◆ GOAL OF THE EXERCISE ◆
Below are some entries. Work out how many of their lines hold the word "JSON", and write that number alone.

Interface dataset entries
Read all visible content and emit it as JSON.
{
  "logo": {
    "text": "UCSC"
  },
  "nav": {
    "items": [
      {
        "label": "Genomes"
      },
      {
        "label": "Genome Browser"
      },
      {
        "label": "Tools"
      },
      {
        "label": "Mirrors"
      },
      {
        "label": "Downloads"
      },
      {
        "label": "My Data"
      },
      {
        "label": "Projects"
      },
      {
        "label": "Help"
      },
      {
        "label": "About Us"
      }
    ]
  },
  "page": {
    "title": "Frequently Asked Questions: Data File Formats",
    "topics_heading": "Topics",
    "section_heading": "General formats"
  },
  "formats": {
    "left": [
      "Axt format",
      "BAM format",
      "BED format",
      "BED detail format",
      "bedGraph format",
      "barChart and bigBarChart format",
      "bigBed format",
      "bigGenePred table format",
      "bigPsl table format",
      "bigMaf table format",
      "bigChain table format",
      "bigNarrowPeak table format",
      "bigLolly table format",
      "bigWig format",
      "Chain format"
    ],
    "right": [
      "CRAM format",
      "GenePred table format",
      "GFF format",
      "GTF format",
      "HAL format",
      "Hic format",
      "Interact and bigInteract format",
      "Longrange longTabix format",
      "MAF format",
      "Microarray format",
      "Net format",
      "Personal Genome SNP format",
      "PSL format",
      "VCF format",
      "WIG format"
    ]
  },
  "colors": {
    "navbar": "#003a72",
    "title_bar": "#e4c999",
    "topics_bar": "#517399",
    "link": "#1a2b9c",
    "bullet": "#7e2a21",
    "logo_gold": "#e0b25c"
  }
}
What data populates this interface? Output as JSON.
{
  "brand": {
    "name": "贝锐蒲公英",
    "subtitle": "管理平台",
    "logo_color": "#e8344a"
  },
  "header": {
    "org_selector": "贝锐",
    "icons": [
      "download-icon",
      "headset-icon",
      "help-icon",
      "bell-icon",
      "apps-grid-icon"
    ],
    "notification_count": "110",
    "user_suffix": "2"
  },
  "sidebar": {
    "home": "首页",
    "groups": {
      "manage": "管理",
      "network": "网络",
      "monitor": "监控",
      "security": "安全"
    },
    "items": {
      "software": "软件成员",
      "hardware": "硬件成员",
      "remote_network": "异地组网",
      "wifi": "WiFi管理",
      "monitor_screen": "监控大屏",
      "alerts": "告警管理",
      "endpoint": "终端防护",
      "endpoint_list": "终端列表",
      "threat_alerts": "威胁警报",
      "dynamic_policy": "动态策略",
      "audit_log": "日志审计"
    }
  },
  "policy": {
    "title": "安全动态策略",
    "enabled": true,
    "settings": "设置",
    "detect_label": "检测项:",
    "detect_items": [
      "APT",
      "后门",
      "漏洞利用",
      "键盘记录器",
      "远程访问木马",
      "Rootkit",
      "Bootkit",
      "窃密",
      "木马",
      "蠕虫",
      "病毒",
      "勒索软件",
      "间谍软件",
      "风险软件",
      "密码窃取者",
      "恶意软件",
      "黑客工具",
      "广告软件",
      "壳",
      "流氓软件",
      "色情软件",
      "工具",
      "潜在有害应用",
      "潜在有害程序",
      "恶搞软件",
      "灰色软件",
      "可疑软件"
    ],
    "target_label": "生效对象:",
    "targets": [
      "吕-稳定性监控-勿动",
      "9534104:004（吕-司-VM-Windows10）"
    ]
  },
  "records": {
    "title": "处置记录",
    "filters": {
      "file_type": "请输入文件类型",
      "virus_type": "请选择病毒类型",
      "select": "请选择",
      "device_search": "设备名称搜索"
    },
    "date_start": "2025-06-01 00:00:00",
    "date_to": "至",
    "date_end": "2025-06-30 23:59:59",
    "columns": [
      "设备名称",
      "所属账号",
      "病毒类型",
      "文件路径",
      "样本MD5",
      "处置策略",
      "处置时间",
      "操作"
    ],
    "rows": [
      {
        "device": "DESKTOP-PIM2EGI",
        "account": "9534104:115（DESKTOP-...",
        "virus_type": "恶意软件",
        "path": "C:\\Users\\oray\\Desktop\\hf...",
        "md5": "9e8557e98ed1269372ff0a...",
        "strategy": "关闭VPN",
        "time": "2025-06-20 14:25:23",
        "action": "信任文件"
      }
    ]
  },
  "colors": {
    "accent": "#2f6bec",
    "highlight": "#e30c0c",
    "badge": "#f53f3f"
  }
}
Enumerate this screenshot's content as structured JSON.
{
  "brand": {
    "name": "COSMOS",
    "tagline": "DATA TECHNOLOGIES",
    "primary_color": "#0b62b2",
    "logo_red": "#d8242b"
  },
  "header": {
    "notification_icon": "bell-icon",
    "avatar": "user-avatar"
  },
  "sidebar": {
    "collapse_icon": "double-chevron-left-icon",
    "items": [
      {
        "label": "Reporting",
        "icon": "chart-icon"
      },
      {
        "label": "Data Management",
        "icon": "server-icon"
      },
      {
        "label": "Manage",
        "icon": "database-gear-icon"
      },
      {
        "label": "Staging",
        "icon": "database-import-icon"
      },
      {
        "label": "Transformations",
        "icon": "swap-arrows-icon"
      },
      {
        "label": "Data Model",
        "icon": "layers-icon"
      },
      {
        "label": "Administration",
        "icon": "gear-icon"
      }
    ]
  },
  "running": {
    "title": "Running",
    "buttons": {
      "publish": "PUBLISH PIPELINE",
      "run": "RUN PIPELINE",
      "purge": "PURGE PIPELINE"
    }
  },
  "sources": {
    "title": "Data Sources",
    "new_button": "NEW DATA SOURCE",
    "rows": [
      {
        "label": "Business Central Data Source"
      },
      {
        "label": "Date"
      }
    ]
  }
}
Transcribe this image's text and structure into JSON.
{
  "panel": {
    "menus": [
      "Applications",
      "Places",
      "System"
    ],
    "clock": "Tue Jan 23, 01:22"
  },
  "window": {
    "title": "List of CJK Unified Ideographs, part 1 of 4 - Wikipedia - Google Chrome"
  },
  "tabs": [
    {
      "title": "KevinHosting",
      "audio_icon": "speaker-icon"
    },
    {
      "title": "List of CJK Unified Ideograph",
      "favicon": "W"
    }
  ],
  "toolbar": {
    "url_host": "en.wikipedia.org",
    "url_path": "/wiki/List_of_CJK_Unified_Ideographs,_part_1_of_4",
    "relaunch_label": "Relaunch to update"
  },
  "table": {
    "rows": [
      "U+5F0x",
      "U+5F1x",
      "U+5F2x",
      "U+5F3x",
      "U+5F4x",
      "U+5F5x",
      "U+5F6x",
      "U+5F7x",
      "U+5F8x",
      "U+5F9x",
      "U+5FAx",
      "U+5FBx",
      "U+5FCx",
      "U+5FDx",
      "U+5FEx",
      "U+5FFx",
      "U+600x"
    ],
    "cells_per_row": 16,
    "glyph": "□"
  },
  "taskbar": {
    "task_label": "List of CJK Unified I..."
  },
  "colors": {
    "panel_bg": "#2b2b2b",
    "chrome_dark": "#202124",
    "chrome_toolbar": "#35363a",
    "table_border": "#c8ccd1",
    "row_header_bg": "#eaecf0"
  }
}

◆ PROBLEM SOLUTION ◆
4